** Opening Data provided block **
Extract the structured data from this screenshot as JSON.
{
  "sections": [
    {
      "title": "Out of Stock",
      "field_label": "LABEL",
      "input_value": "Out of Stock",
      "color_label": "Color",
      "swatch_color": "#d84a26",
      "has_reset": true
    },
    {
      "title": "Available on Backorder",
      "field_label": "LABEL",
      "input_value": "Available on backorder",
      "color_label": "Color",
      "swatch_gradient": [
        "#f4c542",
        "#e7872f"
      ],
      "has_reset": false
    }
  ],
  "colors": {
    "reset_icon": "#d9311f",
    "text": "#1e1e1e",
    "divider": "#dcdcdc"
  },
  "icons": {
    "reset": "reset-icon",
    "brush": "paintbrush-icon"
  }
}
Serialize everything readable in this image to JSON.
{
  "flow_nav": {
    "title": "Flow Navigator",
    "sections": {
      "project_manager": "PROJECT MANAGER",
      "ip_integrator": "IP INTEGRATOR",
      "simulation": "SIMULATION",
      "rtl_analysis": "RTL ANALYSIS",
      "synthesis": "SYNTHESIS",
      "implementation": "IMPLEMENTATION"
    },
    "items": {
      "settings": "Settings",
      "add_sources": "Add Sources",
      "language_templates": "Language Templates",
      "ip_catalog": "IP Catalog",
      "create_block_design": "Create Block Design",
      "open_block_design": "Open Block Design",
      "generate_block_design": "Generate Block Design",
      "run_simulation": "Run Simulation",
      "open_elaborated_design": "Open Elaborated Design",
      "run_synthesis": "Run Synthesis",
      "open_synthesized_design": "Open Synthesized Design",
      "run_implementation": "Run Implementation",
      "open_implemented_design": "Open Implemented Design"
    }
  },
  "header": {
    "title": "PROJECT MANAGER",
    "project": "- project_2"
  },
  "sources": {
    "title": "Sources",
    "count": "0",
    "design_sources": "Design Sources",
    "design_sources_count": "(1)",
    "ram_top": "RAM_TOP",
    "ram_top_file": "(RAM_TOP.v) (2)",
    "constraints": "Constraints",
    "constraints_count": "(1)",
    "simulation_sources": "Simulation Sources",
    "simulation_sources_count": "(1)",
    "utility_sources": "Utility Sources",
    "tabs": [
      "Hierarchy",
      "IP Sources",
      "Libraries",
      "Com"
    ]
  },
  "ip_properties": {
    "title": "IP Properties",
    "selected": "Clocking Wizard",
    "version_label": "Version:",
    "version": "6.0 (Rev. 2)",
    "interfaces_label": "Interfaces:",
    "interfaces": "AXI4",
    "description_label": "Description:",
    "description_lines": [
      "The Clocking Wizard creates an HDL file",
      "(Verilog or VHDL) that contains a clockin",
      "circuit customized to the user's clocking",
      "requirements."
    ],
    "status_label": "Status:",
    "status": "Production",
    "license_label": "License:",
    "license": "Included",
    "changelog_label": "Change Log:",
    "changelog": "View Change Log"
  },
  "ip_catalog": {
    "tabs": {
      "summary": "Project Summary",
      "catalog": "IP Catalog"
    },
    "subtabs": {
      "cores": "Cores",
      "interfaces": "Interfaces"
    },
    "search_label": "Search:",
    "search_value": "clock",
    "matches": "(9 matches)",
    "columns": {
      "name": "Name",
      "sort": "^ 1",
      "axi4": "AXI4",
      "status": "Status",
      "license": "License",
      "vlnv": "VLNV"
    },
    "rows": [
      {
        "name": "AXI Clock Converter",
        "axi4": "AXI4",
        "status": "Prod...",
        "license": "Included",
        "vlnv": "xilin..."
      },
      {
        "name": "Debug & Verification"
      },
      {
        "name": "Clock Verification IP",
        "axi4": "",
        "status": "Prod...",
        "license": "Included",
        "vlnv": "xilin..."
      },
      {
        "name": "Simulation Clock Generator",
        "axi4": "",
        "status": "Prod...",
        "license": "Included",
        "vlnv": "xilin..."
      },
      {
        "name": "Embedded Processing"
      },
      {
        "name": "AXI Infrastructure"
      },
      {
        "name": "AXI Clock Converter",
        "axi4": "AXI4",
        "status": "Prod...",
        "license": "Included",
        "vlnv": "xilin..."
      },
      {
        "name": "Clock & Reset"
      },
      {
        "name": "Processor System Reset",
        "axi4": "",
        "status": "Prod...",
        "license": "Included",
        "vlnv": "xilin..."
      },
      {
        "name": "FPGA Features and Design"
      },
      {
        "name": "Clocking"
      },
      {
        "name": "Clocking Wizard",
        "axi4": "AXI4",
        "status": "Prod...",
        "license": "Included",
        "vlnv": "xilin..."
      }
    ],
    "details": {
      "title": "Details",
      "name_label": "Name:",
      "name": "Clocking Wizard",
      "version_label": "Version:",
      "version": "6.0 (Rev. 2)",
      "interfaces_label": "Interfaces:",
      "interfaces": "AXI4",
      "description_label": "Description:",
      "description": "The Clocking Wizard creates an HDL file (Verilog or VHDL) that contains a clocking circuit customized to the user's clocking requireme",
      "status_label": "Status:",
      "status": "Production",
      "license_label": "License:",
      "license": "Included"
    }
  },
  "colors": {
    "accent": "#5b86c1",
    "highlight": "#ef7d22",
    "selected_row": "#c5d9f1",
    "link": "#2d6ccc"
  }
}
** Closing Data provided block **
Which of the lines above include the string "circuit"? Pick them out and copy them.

**Problem solution**.
      "circuit customized to the user's clocking",
      "description": "The Clocking Wizard creates an HDL file (Verilog or VHDL) that contains a clocking circuit customized to the user's clocking requireme",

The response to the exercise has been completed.